RUTH MacKENZIE SAXE, Deputy Director of the Peace Corps under Carolyn Payton in the early ’70s, and a long time Washington resident, died at The Washington Home on March 15, 2015 at the age of 86. The cause of her death was complications from a series of strokes.
A divorcee with two small children, she drove across the country from Minnesota, arriving in Washington on August 28, 1963, the day of Martin Luther King’s “I Have A Dream Speech” on the National Mall and worked for the Peace Corps as a program office in the Caribbean-area region until 1970, yet another Washington staffer to break Shriver’s famous 5-year-rule.
In 1970 Saxe became the first Director of Volunteers at the citizens’ lobby Common Cause where she helped originate “The Washington Connection” linking DC area volunteers to the 435 congressional districts. She later served in a number of other positions at that organization, including Vice-President, was on its governing board, and wrote the official history of its first 10 years.
She returned to the Peace Corps as Deputy Director when the head of ACTION was Sam Brown, and he had one of his famous blow-up, this time in Africa, with the Peace Corps Director, Carolyn Payton, the first woman and the first African-American to head the agency. As recounted in Stanley Meisler’s (PC/HQ 1964-67) book on the agency When the World Calls,
The feud between Payton and Brown reached a bitter climax at a meeting of the directors of Peace Corps programs in North Africa, the Middle East, Asia, and the Pacific in November 1978. They met in Morocco in a Mediterranean resort between Rabat and Casablanca called Mohammedia. Brown believed that Payton, for two months before the conference began, “was on the phone every day trying to undercut me in every way possible.” Payton believed that Brown had ignored her during the conference and tried to take it over. His strategy, she felt, “obviously was ‘Get Carolyn,’….”
After one day’s session of the conference, Brown phoned her in her hotel room after midnight. Several of her associates, including Ruth Saxe the deputy director of the Peace Corps, and Ellen Yaffe, the Executive Officer in charge of the budget, were in the room with her and could hear his loud, angry voice, “Carolyn, why the fuck don’t you get out of here?” he said. She hung up, and Brown showed up fifteen minutes later, bang on her door.
Saxe was actively involved in running the J.W. Saxe Memorial Fund, which, beginning in 1982, made annual grants to U.S. college and university students to encourage them in public service. The fund, which she founded in memory of her husband, has made over 250 awards.
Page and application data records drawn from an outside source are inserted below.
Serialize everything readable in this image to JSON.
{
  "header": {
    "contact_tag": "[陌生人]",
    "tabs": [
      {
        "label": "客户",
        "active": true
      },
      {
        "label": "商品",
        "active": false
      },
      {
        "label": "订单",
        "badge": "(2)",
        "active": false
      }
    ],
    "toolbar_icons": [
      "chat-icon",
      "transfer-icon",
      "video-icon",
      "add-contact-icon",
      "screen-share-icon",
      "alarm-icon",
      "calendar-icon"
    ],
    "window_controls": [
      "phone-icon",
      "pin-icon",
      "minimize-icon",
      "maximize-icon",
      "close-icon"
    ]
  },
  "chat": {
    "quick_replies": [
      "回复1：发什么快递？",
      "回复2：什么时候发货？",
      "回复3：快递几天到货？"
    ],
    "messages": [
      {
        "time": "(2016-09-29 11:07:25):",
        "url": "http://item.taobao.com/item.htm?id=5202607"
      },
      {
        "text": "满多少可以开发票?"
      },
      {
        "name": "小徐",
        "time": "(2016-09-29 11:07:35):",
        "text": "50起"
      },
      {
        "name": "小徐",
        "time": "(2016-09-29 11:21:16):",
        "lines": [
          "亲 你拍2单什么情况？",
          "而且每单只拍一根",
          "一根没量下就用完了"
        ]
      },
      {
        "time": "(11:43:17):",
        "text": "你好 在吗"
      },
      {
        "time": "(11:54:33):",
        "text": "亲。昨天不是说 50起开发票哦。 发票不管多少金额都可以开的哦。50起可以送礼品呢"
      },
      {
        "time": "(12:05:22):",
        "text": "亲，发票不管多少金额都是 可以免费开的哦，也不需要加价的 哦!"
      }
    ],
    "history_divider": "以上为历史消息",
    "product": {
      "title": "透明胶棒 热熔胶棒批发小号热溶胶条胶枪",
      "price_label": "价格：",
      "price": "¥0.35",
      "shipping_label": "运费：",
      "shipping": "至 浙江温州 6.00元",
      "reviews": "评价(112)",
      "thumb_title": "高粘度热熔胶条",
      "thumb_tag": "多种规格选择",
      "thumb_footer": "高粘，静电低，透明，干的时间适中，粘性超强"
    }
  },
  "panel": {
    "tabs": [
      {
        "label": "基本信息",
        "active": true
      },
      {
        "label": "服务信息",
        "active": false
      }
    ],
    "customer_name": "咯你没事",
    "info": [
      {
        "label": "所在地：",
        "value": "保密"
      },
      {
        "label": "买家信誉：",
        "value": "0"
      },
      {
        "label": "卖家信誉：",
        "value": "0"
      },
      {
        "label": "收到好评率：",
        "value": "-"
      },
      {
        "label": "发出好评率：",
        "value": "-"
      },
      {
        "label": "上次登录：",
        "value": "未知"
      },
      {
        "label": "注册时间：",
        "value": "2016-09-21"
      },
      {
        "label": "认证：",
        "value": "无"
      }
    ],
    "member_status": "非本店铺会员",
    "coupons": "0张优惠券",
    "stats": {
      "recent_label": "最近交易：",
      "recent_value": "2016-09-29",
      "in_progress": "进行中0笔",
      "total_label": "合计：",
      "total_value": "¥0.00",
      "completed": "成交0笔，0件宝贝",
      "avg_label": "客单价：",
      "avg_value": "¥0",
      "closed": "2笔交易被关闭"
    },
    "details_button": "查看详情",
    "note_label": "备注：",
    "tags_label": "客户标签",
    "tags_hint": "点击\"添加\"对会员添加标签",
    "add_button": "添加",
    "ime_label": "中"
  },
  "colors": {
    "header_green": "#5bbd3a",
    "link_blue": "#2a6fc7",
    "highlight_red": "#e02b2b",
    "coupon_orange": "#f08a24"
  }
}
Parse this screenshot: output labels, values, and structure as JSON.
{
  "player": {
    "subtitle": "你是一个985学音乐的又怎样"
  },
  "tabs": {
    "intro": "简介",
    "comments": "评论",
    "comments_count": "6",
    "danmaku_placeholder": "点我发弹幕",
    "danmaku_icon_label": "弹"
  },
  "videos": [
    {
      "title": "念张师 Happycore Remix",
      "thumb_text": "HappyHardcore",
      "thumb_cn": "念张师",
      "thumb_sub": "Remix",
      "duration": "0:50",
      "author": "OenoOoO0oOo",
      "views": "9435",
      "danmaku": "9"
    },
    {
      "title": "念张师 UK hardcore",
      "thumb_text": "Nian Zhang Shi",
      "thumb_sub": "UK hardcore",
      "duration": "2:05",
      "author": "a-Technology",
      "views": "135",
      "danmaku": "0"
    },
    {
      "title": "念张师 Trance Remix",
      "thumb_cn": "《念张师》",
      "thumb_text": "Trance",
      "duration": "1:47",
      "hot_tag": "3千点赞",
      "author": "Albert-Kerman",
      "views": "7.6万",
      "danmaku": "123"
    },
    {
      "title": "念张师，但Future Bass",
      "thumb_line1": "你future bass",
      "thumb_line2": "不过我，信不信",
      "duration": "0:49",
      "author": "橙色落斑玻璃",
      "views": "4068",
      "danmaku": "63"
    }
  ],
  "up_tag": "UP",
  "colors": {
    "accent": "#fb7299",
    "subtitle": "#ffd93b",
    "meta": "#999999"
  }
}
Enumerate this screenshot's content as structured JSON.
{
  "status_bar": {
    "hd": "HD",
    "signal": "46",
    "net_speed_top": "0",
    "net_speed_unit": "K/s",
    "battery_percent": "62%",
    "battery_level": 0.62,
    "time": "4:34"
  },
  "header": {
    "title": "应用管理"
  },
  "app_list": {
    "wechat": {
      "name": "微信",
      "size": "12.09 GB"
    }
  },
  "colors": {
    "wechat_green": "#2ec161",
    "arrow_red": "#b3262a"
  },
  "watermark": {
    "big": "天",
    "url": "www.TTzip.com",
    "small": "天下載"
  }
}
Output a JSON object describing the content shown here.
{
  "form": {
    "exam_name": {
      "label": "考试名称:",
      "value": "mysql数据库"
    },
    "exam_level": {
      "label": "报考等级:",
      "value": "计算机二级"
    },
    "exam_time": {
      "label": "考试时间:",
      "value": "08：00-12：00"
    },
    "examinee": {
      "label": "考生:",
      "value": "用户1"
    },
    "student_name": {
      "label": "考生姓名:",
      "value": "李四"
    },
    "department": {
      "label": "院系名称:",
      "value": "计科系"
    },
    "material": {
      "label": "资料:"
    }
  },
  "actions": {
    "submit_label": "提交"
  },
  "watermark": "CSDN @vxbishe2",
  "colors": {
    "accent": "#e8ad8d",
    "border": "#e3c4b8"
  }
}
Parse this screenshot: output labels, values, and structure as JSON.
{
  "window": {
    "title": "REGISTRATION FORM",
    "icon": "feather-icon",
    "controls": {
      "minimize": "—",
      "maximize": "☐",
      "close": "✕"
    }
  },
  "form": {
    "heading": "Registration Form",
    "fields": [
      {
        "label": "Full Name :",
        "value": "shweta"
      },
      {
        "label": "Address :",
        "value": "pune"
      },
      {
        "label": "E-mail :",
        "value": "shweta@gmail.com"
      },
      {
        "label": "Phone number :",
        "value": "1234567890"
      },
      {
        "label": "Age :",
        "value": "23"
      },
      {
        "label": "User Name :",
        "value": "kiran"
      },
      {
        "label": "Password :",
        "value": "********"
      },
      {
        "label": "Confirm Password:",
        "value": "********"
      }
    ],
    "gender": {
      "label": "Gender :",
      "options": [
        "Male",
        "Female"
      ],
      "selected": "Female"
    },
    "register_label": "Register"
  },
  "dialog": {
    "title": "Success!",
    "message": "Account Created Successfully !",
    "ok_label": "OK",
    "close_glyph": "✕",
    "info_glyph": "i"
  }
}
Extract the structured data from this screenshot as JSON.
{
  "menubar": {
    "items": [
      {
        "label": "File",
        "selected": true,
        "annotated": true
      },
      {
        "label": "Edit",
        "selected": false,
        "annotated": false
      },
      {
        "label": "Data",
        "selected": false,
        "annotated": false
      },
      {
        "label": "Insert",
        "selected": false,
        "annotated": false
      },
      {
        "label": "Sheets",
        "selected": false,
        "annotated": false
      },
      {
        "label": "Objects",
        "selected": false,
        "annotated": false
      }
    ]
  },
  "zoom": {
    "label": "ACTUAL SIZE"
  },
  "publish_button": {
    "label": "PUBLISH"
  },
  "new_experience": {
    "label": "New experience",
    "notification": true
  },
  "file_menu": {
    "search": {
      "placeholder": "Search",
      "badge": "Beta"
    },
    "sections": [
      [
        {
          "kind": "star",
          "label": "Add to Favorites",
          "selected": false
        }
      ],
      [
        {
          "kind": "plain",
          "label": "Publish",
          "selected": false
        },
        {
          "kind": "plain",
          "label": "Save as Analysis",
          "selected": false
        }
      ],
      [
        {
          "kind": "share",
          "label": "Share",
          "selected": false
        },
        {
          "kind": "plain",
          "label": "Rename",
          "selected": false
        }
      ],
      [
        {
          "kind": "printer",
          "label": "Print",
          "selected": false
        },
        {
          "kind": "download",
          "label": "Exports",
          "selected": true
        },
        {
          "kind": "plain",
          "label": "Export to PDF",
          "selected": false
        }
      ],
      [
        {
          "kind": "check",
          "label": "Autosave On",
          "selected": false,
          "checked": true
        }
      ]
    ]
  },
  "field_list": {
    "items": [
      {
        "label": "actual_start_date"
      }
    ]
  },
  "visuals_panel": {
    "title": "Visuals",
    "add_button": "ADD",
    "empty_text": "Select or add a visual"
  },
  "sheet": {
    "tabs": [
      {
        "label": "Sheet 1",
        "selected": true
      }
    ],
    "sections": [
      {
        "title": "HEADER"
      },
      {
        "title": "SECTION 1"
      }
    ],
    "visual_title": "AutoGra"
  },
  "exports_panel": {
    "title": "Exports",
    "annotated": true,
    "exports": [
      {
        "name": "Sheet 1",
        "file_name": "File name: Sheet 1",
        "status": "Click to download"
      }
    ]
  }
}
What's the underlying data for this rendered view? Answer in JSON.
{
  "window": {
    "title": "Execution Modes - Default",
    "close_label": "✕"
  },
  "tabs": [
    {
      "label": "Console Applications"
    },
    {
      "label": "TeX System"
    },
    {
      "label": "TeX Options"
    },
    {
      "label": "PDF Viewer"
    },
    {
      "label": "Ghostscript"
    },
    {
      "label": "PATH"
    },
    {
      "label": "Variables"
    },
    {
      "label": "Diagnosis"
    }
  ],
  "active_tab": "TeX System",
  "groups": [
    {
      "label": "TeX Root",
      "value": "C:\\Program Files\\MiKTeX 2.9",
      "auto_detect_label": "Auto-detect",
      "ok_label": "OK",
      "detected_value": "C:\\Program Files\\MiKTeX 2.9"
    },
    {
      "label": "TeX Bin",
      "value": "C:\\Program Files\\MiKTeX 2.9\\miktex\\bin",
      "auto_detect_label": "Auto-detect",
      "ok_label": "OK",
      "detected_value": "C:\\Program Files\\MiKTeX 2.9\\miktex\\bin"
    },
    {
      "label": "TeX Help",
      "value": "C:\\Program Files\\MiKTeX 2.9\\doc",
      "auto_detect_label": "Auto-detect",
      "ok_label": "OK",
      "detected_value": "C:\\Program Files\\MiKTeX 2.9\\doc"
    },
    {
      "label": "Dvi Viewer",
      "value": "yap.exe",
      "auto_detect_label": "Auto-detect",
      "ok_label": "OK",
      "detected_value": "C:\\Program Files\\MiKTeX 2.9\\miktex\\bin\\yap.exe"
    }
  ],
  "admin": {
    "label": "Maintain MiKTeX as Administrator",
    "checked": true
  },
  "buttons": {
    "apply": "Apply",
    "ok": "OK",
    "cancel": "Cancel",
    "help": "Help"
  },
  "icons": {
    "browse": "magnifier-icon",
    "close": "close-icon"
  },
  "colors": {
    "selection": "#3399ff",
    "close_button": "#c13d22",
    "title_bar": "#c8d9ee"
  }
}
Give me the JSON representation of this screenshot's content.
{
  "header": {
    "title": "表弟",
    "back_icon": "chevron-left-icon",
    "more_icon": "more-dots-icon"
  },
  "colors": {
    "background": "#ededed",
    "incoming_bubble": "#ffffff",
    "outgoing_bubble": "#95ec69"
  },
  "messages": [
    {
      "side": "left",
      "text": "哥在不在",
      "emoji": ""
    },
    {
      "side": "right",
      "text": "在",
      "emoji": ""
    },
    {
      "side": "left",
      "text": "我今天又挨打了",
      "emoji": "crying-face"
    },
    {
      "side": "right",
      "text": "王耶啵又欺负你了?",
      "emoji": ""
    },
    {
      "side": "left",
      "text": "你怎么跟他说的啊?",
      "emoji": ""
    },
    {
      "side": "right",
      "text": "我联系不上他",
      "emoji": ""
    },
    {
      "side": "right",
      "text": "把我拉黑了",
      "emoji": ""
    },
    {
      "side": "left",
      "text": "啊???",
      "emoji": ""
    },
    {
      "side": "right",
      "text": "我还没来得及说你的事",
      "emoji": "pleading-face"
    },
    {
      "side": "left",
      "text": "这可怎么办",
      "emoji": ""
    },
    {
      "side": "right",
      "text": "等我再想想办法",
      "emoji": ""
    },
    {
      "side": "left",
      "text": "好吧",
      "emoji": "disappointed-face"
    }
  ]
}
She was also active in local affairs, having served from a number of years as editor of Citizens Association of Georgetown newsletter and also published a book of essays, Aspects of Georgetown.